The entries must be repeated verbatim, and their images left out.

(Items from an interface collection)
════════

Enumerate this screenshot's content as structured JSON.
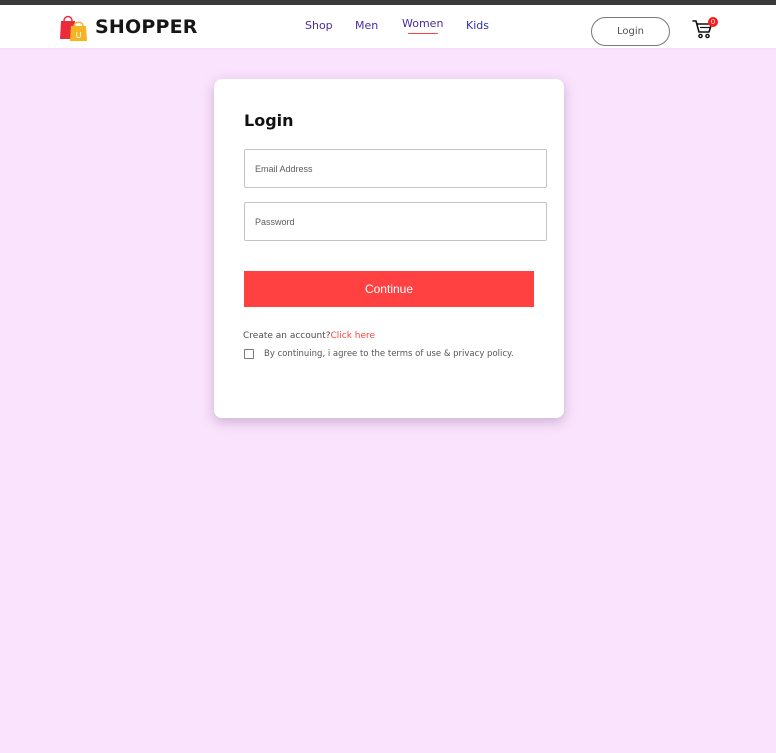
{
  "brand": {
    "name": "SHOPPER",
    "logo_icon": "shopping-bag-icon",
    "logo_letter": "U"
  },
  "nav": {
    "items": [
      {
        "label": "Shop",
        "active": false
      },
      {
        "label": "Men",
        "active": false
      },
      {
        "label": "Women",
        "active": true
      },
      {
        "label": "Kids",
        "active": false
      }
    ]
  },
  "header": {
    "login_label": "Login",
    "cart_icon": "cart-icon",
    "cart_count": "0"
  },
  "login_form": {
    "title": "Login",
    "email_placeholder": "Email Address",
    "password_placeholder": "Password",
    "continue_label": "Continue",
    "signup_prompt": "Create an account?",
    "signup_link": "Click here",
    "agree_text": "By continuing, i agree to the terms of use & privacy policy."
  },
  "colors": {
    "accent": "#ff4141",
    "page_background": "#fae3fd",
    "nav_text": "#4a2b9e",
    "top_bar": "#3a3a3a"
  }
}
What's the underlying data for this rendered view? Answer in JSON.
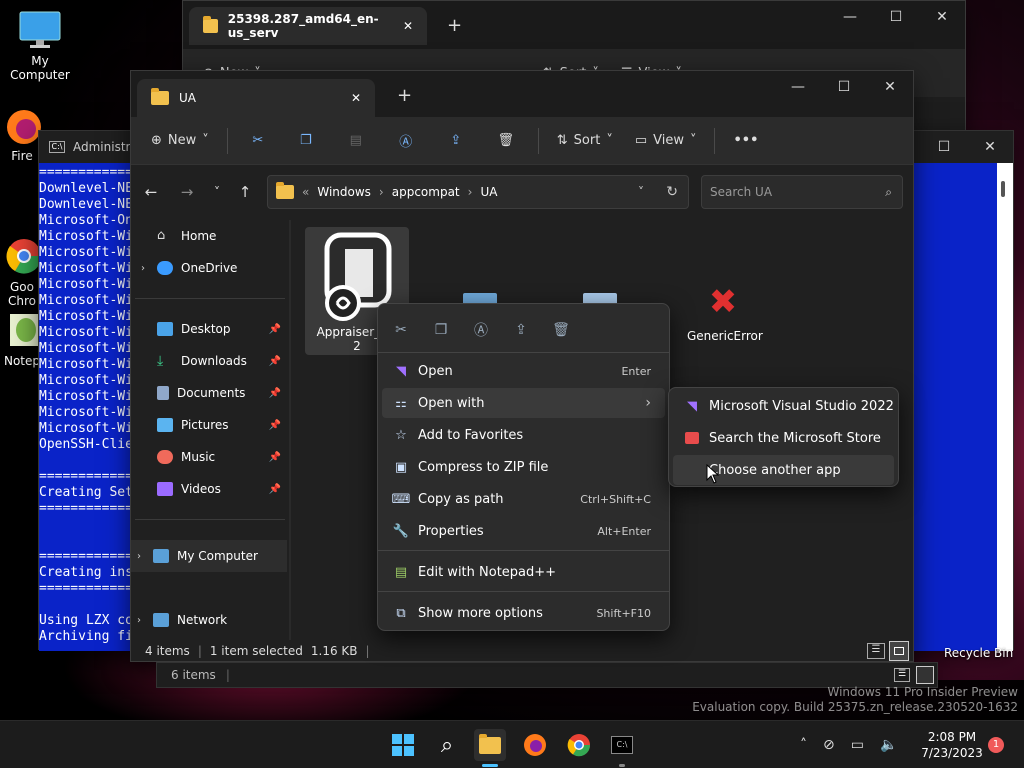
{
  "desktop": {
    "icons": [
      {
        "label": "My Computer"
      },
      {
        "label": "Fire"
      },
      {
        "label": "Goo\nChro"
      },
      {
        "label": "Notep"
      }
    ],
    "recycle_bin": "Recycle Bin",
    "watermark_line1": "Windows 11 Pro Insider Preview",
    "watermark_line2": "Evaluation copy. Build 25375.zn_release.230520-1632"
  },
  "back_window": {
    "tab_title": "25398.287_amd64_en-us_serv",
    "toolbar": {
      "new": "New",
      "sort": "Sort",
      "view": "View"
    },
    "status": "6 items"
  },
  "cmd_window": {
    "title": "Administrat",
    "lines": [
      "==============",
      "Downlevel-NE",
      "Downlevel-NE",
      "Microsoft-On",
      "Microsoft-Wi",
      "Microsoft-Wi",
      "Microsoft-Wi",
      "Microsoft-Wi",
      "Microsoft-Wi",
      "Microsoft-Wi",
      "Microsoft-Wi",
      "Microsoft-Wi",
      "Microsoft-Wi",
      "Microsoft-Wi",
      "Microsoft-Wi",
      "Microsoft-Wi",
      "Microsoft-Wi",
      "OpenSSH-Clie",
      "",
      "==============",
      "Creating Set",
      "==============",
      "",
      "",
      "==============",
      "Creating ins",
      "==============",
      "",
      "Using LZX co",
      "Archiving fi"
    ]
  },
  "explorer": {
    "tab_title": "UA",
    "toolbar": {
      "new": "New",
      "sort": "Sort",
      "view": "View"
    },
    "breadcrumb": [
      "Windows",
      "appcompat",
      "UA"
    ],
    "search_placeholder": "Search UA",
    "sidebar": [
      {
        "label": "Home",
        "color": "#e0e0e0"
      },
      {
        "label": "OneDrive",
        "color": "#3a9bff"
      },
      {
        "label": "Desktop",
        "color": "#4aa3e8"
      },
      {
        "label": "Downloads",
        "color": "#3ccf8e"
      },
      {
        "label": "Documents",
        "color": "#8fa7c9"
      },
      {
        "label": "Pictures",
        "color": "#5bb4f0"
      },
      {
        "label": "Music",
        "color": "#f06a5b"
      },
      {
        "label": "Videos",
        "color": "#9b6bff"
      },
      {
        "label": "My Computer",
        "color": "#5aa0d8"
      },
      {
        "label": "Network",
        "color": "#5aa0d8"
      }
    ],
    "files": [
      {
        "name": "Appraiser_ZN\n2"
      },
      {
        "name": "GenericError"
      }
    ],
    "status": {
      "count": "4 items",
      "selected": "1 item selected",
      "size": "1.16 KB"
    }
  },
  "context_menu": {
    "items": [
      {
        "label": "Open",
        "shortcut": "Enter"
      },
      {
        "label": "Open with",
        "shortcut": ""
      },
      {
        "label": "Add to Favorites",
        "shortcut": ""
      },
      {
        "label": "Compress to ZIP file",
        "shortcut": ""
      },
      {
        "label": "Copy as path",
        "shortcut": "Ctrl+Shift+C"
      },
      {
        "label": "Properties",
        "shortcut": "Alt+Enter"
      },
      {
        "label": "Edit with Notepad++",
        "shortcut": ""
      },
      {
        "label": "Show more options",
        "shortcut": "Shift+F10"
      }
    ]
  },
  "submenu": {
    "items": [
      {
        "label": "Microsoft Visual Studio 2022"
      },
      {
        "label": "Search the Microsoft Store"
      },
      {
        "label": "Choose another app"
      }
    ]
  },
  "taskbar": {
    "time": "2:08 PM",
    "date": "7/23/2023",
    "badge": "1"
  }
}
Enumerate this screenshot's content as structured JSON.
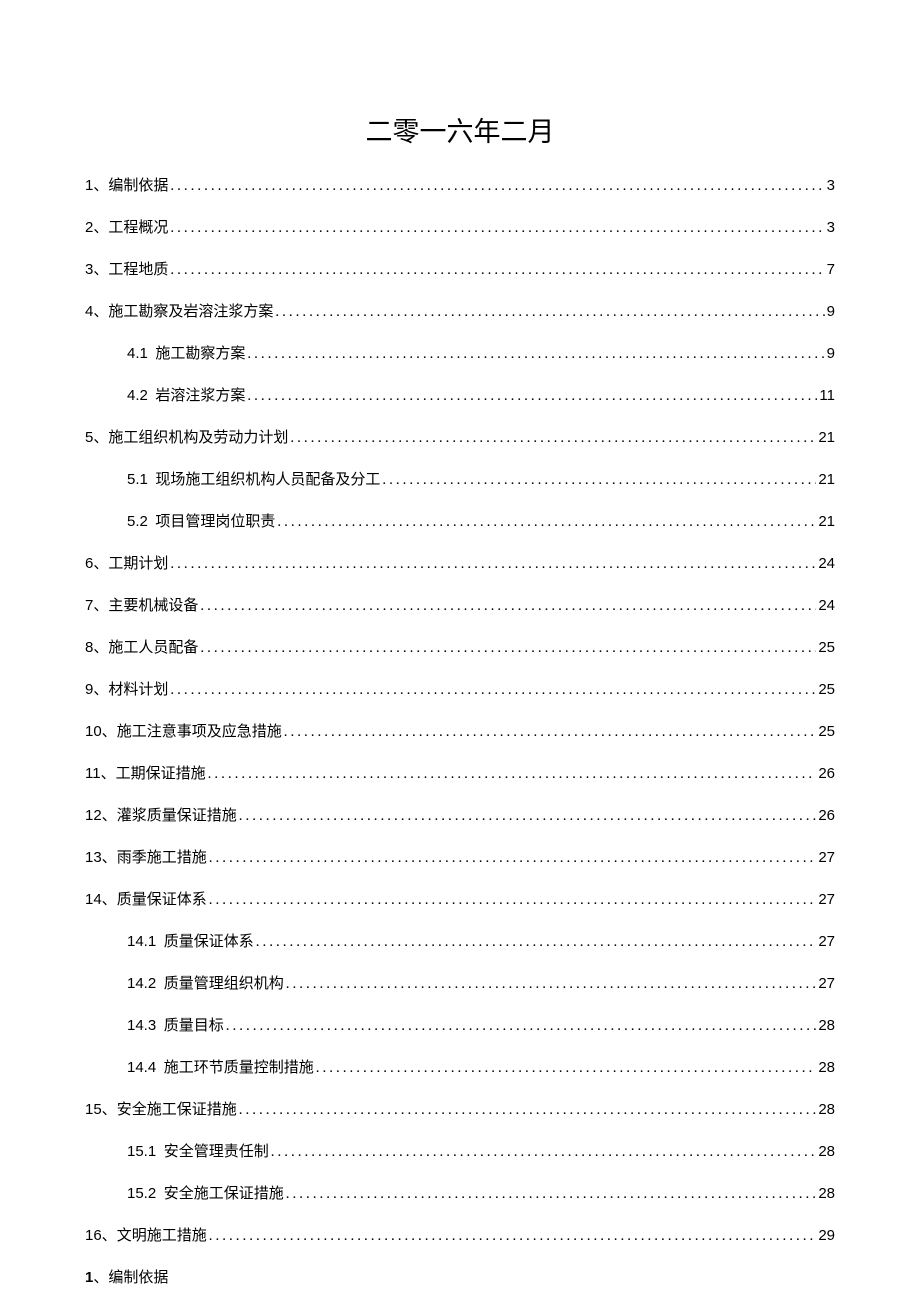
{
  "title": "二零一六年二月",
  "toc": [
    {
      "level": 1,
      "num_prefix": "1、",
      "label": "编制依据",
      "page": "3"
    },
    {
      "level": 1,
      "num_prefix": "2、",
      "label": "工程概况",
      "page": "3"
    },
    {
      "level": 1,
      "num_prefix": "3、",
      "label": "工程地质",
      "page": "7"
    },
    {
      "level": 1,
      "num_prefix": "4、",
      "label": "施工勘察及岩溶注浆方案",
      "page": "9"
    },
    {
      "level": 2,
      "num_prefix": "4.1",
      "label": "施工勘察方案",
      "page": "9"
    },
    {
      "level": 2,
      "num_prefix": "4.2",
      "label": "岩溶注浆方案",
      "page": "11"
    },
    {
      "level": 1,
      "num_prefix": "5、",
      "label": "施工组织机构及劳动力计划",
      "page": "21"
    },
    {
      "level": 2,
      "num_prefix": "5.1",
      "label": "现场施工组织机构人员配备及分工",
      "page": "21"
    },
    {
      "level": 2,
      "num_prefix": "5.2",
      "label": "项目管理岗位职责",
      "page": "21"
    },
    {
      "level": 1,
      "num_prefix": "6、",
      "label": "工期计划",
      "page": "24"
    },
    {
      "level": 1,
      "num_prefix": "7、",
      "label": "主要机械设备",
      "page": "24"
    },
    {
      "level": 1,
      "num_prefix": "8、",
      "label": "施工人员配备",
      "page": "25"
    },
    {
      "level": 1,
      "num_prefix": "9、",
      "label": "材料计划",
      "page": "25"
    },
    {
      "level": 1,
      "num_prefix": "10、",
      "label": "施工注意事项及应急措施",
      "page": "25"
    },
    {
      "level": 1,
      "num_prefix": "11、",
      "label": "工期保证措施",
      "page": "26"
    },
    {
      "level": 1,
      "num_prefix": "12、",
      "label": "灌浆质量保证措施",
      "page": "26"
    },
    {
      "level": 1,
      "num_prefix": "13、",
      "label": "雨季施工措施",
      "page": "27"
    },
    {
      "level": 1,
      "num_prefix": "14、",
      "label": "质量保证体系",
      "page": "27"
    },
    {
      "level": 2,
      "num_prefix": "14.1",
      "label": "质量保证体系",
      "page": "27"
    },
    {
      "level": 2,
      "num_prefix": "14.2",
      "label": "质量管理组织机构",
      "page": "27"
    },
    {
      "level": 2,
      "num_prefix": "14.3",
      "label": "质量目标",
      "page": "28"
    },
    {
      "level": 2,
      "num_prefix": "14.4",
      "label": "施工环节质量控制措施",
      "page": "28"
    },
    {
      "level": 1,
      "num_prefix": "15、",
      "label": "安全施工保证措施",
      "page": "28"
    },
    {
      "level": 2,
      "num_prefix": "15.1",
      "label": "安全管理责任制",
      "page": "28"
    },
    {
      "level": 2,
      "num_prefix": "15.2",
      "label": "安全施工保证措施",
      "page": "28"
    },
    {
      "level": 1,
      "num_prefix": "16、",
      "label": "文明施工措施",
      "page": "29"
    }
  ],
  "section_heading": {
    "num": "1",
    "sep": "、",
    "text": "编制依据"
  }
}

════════

● Solution for this exercise
Enumerate this screenshot's content as structured JSON.
{
  "brand": {
    "name": "SHOPPER",
    "logo_icon": "shopping-bag-icon",
    "logo_letter": "U"
  },
  "nav": {
    "items": [
      {
        "label": "Shop",
        "active": false
      },
      {
        "label": "Men",
        "active": false
      },
      {
        "label": "Women",
        "active": true
      },
      {
        "label": "Kids",
        "active": false
      }
    ]
  },
  "header": {
    "login_label": "Login",
    "cart_icon": "cart-icon",
    "cart_count": "0"
  },
  "login_form": {
    "title": "Login",
    "email_placeholder": "Email Address",
    "password_placeholder": "Password",
    "continue_label": "Continue",
    "signup_prompt": "Create an account?",
    "signup_link": "Click here",
    "agree_text": "By continuing, i agree to the terms of use & privacy policy."
  },
  "colors": {
    "accent": "#ff4141",
    "page_background": "#fae3fd",
    "nav_text": "#4a2b9e",
    "top_bar": "#3a3a3a"
  }
}
What's the underlying data for this rendered view? Answer in JSON.
{
  "desktop": {
    "icons": [
      {
        "label": "My Computer"
      },
      {
        "label": "Fire"
      },
      {
        "label": "Goo\nChro"
      },
      {
        "label": "Notep"
      }
    ],
    "recycle_bin": "Recycle Bin",
    "watermark_line1": "Windows 11 Pro Insider Preview",
    "watermark_line2": "Evaluation copy. Build 25375.zn_release.230520-1632"
  },
  "back_window": {
    "tab_title": "25398.287_amd64_en-us_serv",
    "toolbar": {
      "new": "New",
      "sort": "Sort",
      "view": "View"
    },
    "status": "6 items"
  },
  "cmd_window": {
    "title": "Administrat",
    "lines": [
      "==============",
      "Downlevel-NE",
      "Downlevel-NE",
      "Microsoft-On",
      "Microsoft-Wi",
      "Microsoft-Wi",
      "Microsoft-Wi",
      "Microsoft-Wi",
      "Microsoft-Wi",
      "Microsoft-Wi",
      "Microsoft-Wi",
      "Microsoft-Wi",
      "Microsoft-Wi",
      "Microsoft-Wi",
      "Microsoft-Wi",
      "Microsoft-Wi",
      "Microsoft-Wi",
      "OpenSSH-Clie",
      "",
      "==============",
      "Creating Set",
      "==============",
      "",
      "",
      "==============",
      "Creating ins",
      "==============",
      "",
      "Using LZX co",
      "Archiving fi"
    ]
  },
  "explorer": {
    "tab_title": "UA",
    "toolbar": {
      "new": "New",
      "sort": "Sort",
      "view": "View"
    },
    "breadcrumb": [
      "Windows",
      "appcompat",
      "UA"
    ],
    "search_placeholder": "Search UA",
    "sidebar": [
      {
        "label": "Home",
        "color": "#e0e0e0"
      },
      {
        "label": "OneDrive",
        "color": "#3a9bff"
      },
      {
        "label": "Desktop",
        "color": "#4aa3e8"
      },
      {
        "label": "Downloads",
        "color": "#3ccf8e"
      },
      {
        "label": "Documents",
        "color": "#8fa7c9"
      },
      {
        "label": "Pictures",
        "color": "#5bb4f0"
      },
      {
        "label": "Music",
        "color": "#f06a5b"
      },
      {
        "label": "Videos",
        "color": "#9b6bff"
      },
      {
        "label": "My Computer",
        "color": "#5aa0d8"
      },
      {
        "label": "Network",
        "color": "#5aa0d8"
      }
    ],
    "files": [
      {
        "name": "Appraiser_ZN\n2"
      },
      {
        "name": "GenericError"
      }
    ],
    "status": {
      "count": "4 items",
      "selected": "1 item selected",
      "size": "1.16 KB"
    }
  },
  "context_menu": {
    "items": [
      {
        "label": "Open",
        "shortcut": "Enter"
      },
      {
        "label": "Open with",
        "shortcut": ""
      },
      {
        "label": "Add to Favorites",
        "shortcut": ""
      },
      {
        "label": "Compress to ZIP file",
        "shortcut": ""
      },
      {
        "label": "Copy as path",
        "shortcut": "Ctrl+Shift+C"
      },
      {
        "label": "Properties",
        "shortcut": "Alt+Enter"
      },
      {
        "label": "Edit with Notepad++",
        "shortcut": ""
      },
      {
        "label": "Show more options",
        "shortcut": "Shift+F10"
      }
    ]
  },
  "submenu": {
    "items": [
      {
        "label": "Microsoft Visual Studio 2022"
      },
      {
        "label": "Search the Microsoft Store"
      },
      {
        "label": "Choose another app"
      }
    ]
  },
  "taskbar": {
    "time": "2:08 PM",
    "date": "7/23/2023",
    "badge": "1"
  }
}
Enumerate this screenshot's content as structured JSON.
{
  "title": "二零一六年二月",
  "toc": [
    {
      "level": 1,
      "num_prefix": "1、",
      "label": "编制依据",
      "page": "3"
    },
    {
      "level": 1,
      "num_prefix": "2、",
      "label": "工程概况",
      "page": "3"
    },
    {
      "level": 1,
      "num_prefix": "3、",
      "label": "工程地质",
      "page": "7"
    },
    {
      "level": 1,
      "num_prefix": "4、",
      "label": "施工勘察及岩溶注浆方案",
      "page": "9"
    },
    {
      "level": 2,
      "num_prefix": "4.1",
      "label": "施工勘察方案",
      "page": "9"
    },
    {
      "level": 2,
      "num_prefix": "4.2",
      "label": "岩溶注浆方案",
      "page": "11"
    },
    {
      "level": 1,
      "num_prefix": "5、",
      "label": "施工组织机构及劳动力计划",
      "page": "21"
    },
    {
      "level": 2,
      "num_prefix": "5.1",
      "label": "现场施工组织机构人员配备及分工",
      "page": "21"
    },
    {
      "level": 2,
      "num_prefix": "5.2",
      "label": "项目管理岗位职责",
      "page": "21"
    },
    {
      "level": 1,
      "num_prefix": "6、",
      "label": "工期计划",
      "page": "24"
    },
    {
      "level": 1,
      "num_prefix": "7、",
      "label": "主要机械设备",
      "page": "24"
    },
    {
      "level": 1,
      "num_prefix": "8、",
      "label": "施工人员配备",
      "page": "25"
    },
    {
      "level": 1,
      "num_prefix": "9、",
      "label": "材料计划",
      "page": "25"
    },
    {
      "level": 1,
      "num_prefix": "10、",
      "label": "施工注意事项及应急措施",
      "page": "25"
    },
    {
      "level": 1,
      "num_prefix": "11、",
      "label": "工期保证措施",
      "page": "26"
    },
    {
      "level": 1,
      "num_prefix": "12、",
      "label": "灌浆质量保证措施",
      "page": "26"
    },
    {
      "level": 1,
      "num_prefix": "13、",
      "label": "雨季施工措施",
      "page": "27"
    },
    {
      "level": 1,
      "num_prefix": "14、",
      "label": "质量保证体系",
      "page": "27"
    },
    {
      "level": 2,
      "num_prefix": "14.1",
      "label": "质量保证体系",
      "page": "27"
    },
    {
      "level": 2,
      "num_prefix": "14.2",
      "label": "质量管理组织机构",
      "page": "27"
    },
    {
      "level": 2,
      "num_prefix": "14.3",
      "label": "质量目标",
      "page": "28"
    },
    {
      "level": 2,
      "num_prefix": "14.4",
      "label": "施工环节质量控制措施",
      "page": "28"
    },
    {
      "level": 1,
      "num_prefix": "15、",
      "label": "安全施工保证措施",
      "page": "28"
    },
    {
      "level": 2,
      "num_prefix": "15.1",
      "label": "安全管理责任制",
      "page": "28"
    },
    {
      "level": 2,
      "num_prefix": "15.2",
      "label": "安全施工保证措施",
      "page": "28"
    },
    {
      "level": 1,
      "num_prefix": "16、",
      "label": "文明施工措施",
      "page": "29"
    }
  ],
  "section_heading": {
    "num": "1",
    "sep": "、",
    "text": "编制依据"
  }
}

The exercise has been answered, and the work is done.